What is needed: Your answer should be every line of the records that contains the word "true", copied as it stands.

App and web page records:
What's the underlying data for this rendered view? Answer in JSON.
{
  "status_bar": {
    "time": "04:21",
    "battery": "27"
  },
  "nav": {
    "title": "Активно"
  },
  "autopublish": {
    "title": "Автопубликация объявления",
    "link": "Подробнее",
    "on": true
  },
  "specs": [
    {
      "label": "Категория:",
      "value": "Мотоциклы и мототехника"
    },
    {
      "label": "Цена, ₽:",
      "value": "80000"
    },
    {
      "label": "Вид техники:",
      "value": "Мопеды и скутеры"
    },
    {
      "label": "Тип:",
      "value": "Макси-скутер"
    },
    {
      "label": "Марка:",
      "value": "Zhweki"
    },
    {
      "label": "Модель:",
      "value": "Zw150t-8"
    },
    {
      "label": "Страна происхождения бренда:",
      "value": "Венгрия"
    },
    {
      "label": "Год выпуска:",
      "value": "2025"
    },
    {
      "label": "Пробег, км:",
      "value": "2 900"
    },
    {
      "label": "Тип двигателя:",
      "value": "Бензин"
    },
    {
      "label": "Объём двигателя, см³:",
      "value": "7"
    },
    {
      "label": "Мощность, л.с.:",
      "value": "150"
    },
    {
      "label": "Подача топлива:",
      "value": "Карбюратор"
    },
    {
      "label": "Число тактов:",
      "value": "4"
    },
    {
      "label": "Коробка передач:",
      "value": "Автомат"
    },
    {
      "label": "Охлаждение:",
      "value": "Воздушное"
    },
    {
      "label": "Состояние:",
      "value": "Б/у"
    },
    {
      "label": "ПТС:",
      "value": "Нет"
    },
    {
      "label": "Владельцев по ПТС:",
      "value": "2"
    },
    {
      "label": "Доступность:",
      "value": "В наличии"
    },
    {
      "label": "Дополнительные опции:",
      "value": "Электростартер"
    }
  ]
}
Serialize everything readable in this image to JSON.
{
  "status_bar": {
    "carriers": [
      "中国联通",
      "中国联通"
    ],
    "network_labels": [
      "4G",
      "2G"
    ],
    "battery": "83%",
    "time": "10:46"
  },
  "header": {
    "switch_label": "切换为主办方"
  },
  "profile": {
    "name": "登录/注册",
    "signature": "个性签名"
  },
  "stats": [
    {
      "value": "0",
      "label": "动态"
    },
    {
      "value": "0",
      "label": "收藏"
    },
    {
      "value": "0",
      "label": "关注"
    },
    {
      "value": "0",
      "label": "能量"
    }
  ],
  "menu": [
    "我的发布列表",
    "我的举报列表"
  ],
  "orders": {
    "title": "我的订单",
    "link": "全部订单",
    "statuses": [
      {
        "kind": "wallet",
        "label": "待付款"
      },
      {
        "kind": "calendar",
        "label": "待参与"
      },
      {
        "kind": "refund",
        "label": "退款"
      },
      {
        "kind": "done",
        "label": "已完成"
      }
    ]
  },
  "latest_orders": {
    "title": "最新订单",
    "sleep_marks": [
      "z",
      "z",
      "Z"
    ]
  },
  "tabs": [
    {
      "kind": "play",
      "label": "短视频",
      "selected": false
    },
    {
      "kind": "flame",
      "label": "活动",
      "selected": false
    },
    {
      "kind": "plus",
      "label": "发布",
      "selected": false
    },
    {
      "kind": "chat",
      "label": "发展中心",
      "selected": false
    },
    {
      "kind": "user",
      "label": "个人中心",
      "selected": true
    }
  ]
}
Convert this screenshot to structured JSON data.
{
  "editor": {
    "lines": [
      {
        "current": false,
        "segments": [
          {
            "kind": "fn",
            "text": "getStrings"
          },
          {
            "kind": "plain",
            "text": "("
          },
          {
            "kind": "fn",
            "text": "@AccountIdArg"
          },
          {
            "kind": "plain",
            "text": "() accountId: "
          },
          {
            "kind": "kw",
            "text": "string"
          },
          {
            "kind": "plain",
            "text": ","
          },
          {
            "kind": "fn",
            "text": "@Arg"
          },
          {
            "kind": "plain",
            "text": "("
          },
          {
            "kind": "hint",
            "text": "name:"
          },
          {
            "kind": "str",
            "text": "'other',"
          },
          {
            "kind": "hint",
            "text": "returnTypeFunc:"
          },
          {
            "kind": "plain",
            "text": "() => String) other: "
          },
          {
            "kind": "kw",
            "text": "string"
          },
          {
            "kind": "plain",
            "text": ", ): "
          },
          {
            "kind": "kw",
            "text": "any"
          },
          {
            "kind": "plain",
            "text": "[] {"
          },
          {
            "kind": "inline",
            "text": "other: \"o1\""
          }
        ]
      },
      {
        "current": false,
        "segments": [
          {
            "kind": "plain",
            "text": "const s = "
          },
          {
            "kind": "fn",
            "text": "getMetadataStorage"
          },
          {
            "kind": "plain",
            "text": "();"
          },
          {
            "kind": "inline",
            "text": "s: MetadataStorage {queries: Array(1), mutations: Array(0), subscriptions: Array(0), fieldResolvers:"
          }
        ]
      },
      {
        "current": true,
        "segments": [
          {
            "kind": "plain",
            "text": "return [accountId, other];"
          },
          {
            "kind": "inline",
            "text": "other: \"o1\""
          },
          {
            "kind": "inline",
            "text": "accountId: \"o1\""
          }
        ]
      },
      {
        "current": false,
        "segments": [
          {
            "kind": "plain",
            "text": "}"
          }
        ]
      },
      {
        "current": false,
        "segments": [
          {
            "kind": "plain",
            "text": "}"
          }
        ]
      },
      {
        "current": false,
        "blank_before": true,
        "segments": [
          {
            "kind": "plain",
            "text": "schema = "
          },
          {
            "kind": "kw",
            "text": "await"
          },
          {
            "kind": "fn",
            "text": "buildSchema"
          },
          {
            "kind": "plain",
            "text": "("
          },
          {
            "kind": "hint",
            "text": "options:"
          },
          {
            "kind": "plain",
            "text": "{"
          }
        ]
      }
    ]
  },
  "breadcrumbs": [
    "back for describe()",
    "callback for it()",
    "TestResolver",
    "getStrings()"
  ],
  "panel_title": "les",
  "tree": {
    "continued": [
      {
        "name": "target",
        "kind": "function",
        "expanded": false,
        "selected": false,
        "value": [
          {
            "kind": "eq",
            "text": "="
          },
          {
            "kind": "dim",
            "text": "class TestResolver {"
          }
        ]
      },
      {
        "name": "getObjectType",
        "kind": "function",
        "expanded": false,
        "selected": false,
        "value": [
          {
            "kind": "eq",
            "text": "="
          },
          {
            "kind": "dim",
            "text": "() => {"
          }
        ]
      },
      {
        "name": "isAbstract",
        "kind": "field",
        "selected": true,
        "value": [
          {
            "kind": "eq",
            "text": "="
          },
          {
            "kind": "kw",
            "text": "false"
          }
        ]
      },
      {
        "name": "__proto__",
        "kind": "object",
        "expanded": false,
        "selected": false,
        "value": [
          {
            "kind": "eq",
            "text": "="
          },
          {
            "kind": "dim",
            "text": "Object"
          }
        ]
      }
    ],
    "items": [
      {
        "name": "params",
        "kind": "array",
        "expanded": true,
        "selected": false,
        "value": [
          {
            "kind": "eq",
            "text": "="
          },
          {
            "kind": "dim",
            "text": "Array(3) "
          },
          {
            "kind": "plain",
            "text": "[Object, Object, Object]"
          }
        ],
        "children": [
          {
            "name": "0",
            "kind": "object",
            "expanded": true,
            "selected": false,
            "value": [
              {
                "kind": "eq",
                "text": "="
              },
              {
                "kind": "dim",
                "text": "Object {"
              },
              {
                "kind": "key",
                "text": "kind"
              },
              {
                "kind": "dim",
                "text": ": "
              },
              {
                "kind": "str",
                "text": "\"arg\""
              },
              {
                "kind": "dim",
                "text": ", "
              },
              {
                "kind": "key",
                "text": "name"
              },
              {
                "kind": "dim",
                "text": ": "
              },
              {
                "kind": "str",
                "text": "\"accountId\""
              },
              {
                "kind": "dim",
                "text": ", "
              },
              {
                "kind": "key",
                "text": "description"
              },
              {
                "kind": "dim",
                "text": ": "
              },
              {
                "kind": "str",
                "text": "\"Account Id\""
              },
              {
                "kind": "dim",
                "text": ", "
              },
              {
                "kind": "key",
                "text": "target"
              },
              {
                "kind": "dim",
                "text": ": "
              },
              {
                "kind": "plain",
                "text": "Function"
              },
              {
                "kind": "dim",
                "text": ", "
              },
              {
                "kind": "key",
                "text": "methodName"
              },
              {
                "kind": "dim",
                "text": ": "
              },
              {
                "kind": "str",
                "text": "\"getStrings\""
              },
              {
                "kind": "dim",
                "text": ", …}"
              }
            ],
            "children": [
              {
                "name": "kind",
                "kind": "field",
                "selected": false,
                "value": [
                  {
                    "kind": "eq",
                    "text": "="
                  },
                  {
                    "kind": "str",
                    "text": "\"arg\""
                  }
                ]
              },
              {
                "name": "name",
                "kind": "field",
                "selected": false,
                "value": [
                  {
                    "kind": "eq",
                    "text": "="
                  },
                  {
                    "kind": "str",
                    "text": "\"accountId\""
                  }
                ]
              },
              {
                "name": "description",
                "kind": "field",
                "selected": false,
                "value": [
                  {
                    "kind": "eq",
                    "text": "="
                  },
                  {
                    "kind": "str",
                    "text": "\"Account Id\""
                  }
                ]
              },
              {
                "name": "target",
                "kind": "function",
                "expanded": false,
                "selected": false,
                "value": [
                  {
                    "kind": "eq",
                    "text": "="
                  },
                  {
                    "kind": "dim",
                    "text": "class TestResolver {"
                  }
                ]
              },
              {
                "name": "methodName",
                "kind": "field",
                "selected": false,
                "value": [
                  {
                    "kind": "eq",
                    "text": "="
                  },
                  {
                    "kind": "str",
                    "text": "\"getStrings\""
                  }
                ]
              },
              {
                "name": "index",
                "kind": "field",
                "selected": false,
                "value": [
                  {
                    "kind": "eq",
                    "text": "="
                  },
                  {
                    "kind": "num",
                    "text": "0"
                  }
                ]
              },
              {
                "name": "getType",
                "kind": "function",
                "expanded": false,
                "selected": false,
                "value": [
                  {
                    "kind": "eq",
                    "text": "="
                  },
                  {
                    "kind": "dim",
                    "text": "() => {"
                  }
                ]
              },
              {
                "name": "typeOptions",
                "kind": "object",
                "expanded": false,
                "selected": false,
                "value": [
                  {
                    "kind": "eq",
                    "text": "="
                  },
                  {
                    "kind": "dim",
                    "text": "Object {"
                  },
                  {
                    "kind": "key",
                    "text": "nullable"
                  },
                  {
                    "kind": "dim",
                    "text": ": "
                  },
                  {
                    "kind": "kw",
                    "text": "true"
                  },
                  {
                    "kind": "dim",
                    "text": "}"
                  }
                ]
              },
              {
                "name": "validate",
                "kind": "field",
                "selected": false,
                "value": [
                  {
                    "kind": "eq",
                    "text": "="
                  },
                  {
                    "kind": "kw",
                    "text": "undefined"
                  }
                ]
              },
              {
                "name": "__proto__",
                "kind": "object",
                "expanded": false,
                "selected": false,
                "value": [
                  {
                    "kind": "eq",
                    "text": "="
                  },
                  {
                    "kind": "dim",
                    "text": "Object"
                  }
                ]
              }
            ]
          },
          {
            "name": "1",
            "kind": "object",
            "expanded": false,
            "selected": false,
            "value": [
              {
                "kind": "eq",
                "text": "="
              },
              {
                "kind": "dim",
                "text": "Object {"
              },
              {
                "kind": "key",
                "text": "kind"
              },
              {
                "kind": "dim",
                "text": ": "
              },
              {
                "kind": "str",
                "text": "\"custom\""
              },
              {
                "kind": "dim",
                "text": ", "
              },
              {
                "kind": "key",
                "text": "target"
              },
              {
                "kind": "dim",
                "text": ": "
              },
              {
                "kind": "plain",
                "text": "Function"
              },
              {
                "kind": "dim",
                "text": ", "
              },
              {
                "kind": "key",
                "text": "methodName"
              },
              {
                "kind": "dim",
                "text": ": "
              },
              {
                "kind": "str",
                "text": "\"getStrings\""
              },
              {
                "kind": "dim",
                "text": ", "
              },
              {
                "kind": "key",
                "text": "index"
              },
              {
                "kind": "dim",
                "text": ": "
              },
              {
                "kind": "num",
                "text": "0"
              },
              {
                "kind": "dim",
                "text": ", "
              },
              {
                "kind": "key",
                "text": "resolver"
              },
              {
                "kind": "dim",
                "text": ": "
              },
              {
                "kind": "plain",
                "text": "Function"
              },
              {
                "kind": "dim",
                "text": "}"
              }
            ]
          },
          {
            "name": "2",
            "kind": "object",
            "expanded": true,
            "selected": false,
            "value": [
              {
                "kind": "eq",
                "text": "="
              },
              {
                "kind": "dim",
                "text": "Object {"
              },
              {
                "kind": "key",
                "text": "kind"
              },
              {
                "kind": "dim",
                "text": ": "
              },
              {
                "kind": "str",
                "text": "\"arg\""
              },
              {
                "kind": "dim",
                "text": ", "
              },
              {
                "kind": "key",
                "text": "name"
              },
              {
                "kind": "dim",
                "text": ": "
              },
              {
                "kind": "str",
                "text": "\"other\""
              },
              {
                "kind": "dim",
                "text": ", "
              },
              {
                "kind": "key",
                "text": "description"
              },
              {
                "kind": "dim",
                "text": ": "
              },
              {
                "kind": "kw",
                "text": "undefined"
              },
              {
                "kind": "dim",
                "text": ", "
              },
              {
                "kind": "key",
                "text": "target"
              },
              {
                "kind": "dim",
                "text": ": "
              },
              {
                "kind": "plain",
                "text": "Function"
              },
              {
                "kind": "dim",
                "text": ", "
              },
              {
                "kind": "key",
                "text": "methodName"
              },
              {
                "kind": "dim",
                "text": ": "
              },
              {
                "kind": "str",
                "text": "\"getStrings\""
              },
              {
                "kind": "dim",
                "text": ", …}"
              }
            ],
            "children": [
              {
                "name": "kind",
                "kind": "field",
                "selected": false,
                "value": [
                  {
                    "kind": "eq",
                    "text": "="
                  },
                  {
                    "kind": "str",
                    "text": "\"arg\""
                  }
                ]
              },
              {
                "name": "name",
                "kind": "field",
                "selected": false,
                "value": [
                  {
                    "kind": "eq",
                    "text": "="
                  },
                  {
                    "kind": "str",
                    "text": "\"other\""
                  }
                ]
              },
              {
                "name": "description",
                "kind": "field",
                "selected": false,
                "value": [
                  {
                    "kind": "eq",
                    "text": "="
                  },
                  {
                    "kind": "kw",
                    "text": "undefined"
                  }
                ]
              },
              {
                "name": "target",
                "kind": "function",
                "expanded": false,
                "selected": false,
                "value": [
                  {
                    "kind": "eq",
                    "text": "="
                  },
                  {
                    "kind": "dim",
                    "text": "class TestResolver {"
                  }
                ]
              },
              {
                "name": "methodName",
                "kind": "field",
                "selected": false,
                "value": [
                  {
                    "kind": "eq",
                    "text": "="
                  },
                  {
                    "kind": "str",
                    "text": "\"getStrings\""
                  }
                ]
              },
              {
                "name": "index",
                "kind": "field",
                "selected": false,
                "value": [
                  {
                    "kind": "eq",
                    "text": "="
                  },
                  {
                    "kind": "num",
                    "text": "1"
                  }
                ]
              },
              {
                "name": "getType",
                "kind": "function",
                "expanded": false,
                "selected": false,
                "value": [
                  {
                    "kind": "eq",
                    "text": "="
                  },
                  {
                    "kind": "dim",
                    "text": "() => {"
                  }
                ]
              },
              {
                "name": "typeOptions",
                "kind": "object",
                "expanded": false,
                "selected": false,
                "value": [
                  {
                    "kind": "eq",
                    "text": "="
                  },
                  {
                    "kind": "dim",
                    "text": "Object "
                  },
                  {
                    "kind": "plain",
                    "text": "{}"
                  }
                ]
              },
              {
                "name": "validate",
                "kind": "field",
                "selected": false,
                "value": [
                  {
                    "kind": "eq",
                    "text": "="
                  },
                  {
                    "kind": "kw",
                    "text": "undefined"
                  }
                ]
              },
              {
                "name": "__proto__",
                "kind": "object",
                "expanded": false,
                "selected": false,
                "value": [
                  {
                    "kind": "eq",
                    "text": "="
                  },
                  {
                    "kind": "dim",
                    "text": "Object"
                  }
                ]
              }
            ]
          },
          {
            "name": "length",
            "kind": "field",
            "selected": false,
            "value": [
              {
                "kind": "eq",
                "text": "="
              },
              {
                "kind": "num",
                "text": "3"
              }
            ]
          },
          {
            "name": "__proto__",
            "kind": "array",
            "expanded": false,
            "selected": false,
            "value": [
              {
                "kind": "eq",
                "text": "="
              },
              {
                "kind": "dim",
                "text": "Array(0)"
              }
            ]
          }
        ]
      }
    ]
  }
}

Exercise solution:
    "on": true
      "selected": true
        "current": true,
        "blank_before": true,
        "selected": true,
        "expanded": true,
            "expanded": true,
                    "text": "true"
            "expanded": true,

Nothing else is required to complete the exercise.